§ **PROBLEM DETAILS**: The required result is the number of lines below that hold the word "Balança", stated without anything else.

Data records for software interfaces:
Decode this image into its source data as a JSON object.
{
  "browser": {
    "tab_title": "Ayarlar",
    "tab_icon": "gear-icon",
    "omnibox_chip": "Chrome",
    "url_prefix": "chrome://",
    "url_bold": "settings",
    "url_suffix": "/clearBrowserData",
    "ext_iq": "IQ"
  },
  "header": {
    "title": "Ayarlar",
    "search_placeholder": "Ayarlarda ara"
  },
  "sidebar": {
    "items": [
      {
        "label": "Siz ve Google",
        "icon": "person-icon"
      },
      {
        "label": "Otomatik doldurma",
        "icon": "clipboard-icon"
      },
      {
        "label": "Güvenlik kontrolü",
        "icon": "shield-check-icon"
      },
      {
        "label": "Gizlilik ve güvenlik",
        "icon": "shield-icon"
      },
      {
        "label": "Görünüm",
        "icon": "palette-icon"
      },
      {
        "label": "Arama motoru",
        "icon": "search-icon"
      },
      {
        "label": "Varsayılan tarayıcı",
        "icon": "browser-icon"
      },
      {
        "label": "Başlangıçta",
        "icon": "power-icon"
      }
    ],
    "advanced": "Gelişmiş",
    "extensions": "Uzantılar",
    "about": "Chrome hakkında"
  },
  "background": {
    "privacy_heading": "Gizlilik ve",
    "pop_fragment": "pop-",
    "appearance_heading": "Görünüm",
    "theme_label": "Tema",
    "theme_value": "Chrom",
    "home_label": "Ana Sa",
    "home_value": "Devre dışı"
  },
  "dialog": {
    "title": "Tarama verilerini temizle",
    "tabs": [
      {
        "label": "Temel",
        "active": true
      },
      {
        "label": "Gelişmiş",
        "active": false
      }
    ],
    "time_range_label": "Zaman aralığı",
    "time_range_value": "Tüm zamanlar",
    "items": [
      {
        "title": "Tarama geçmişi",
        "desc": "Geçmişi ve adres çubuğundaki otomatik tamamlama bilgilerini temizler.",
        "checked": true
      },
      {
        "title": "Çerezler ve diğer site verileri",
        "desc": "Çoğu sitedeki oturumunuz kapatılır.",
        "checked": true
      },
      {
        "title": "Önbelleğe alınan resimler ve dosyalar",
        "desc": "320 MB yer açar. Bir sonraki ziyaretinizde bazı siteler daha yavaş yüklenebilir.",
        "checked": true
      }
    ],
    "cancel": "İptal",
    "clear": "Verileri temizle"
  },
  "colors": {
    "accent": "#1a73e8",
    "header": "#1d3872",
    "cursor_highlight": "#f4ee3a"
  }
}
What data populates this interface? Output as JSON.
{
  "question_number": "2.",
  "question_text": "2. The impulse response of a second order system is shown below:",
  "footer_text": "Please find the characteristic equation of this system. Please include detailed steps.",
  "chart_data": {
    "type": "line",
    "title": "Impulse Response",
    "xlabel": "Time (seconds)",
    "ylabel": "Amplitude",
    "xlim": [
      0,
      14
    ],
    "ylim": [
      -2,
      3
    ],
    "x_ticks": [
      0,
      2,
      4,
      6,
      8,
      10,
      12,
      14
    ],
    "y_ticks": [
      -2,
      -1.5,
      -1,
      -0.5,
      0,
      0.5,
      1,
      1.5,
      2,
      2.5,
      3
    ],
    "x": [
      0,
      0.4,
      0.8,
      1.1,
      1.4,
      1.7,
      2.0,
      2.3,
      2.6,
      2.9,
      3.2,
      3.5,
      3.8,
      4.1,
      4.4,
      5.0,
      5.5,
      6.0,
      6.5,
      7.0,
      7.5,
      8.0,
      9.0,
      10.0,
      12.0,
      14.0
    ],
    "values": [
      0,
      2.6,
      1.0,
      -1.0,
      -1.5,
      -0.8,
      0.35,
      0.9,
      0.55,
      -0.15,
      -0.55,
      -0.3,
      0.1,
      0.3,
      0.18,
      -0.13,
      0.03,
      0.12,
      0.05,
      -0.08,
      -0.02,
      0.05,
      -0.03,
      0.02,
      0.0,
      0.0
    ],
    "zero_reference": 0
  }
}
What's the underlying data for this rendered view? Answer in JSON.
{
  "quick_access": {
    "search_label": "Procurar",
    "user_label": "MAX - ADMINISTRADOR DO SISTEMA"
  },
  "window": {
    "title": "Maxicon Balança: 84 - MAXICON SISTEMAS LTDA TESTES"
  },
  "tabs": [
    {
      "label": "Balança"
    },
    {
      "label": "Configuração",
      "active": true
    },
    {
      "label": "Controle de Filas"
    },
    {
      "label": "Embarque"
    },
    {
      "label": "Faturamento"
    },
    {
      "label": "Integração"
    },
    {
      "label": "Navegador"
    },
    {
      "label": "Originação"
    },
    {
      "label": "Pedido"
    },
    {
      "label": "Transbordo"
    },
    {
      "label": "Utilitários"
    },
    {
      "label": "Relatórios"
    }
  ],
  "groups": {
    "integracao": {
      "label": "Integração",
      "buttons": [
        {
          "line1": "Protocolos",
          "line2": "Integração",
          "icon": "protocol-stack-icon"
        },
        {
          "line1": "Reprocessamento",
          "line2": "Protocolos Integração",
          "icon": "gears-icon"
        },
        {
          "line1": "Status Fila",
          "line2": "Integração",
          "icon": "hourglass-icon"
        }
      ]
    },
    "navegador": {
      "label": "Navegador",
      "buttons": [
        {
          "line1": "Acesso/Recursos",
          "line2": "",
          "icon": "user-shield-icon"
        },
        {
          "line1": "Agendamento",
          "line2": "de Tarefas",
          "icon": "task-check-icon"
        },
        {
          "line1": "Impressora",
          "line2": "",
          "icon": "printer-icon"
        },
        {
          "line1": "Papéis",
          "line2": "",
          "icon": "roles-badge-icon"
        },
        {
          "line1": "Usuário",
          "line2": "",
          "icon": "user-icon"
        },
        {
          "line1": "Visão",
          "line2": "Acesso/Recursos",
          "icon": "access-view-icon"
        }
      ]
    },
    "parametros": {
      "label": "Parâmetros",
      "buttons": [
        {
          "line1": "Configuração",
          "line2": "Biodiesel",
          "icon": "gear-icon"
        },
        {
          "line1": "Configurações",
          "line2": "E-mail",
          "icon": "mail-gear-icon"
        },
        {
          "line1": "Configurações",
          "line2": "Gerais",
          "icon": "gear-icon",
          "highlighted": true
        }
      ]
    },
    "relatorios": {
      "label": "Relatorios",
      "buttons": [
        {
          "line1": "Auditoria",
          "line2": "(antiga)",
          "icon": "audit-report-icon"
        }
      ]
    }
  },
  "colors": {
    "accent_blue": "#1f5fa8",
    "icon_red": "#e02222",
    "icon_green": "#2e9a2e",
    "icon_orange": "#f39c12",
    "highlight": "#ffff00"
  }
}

§ **SOLVED EXERCISE**: 2